A series of legal skirmishes over who owns the real estate on a computer user's screen is turning into a war. A US federal court decision late last month gave a victory to online-advertising companies like the Gator Corp and WhenU Inc over the Web sites of bigger companies.
The legal wrangling involves pop-up ads that appear over a Web site without the consent of the Web-site publisher. Rather than being displayed by the site's publisher, these ads are triggered by software that resides on a user's computer.
The software enables ads to be displayed the same way instant- messaging software displays message windows over a Web page.

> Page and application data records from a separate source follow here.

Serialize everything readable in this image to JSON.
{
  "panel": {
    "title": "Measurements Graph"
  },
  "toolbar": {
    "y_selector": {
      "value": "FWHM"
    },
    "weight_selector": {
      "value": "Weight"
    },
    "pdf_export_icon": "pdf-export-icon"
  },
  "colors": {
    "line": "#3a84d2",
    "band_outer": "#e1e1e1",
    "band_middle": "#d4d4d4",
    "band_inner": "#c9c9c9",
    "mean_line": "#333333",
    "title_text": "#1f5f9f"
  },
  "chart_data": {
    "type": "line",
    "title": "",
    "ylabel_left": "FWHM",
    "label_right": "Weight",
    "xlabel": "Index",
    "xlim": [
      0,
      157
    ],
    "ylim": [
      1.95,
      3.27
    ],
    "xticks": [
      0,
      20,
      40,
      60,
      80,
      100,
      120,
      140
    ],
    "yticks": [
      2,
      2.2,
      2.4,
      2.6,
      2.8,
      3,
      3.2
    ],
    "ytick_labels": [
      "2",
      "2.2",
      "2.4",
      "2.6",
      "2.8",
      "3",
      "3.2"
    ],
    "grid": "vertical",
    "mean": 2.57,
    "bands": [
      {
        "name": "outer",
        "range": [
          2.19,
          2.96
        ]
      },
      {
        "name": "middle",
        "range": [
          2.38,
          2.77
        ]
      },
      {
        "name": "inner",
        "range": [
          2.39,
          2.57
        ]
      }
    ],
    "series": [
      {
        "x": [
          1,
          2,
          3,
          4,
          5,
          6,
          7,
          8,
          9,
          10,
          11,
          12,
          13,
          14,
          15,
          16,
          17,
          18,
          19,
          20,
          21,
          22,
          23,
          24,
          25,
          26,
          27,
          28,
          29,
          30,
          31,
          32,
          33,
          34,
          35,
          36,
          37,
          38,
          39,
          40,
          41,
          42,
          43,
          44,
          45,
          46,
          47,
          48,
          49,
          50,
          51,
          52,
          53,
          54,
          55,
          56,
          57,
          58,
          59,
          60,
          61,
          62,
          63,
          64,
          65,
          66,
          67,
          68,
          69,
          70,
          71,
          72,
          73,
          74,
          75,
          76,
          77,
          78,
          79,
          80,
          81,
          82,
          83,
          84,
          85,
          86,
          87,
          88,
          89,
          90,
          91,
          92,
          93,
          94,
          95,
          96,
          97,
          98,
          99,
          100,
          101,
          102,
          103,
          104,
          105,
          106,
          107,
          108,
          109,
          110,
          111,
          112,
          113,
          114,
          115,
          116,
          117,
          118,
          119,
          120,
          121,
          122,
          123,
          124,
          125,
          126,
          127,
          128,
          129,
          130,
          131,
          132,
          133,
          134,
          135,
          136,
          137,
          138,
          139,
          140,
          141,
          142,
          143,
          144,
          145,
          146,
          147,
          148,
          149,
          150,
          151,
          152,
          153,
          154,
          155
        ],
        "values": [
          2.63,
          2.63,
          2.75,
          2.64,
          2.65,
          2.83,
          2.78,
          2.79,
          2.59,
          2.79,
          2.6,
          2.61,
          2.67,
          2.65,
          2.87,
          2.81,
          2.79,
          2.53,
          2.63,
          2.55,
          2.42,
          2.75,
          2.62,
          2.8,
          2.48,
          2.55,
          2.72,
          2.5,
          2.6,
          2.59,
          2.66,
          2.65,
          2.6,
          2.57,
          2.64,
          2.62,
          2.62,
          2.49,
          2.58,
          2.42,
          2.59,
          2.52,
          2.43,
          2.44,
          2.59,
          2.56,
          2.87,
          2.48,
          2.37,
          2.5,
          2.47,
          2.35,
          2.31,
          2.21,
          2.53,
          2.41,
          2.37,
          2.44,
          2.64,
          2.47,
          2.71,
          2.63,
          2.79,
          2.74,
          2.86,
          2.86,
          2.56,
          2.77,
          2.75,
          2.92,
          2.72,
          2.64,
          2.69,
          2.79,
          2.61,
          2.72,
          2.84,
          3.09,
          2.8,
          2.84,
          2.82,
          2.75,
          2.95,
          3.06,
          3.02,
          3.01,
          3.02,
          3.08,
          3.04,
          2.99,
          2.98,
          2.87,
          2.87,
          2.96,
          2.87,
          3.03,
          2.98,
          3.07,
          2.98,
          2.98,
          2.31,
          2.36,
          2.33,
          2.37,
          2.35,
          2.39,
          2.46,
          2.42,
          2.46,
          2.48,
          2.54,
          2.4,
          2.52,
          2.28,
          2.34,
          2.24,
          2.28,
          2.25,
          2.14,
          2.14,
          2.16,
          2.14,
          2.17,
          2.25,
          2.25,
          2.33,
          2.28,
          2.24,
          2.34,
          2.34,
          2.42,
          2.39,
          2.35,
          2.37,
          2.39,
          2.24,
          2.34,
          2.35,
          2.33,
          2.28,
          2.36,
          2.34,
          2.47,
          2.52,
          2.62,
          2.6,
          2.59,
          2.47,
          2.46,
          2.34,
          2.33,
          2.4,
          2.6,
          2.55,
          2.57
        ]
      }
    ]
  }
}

The software from WhenU and Gator monitors the computer's Web surfing patterns. When the user types in keystrokes or clicks on links that indicate commercial activity -- for example, completing a car form on Ford's Web site or searching for airline tickets on Expedia -- the software displays a coupon or ad on part of the computer screen. Often the ads or coupons are from a manufacturer's rival or a competing Web site.
Web site publishers and marketers have had a love-hate relationship with this technology. It is an effective marketing tool, prompting viewers to click on ads at much higher rates than typical ads, including conventional pop-up ads.
Lots of computer users have this software, with WhenU claiming more than 30 million active users and Gator claiming 37 million.
But for those who go through the trouble and expense of attracting users to their sites, only to have a rival snatch them away with a last-second offer, this technology is vexing and, some say, illegal.
Take WeightWatchers.com, the online unit of the dieting company Weight Watchers International.
Early last year, visitors to its Web site who had downloaded the Gator software were greeted with a pop-up offer to register for a dieting program. Some responded to the offer, only to find it that was from a rival company, DietWatch.com.
WeightWatchers sued DietWatch in federal court and settled the case last year after DietWatch agreed to stop such pop-up ads on Weight-Watchers.com.
Several other companies, including The Washington Post, The New York Times and the online merchant Overstock.com, have gone a step further, suing either Gator or WhenU directly.
These lawsuits contend that Gator and WhenU are confusing customers and unjustly enriching themselves by essentially selling advertising space on the plaintiffs' Web sites without consent.
The plaintiffs argue that such practices violate federal copyright and trademark laws. But Gator and WhenU contend that their ads are clearly labeled to avoid confusion.
Moreover, they say users have the right to modify an image on the computer screen, whether that modification is through instant- message software, e-mail windows or coupon alerts.
Opponents of Gator and WhenU won a legal victory last year, when Judge Claude Hilton of US District Court in Alexandria, Virgiana, issued a preliminary injunction against Gator, and in favor of several major publishers.
Hilton found enough evidence to support the injunction based on the plaintiffs' claim that Gator's ads violated trademark rights.
The parties settled that suit in February, but the terms were not disclosed.
Last month, however, Judge Gerald Lee of the same court ruled in favor of WhenU in a case that was similar to the case last year.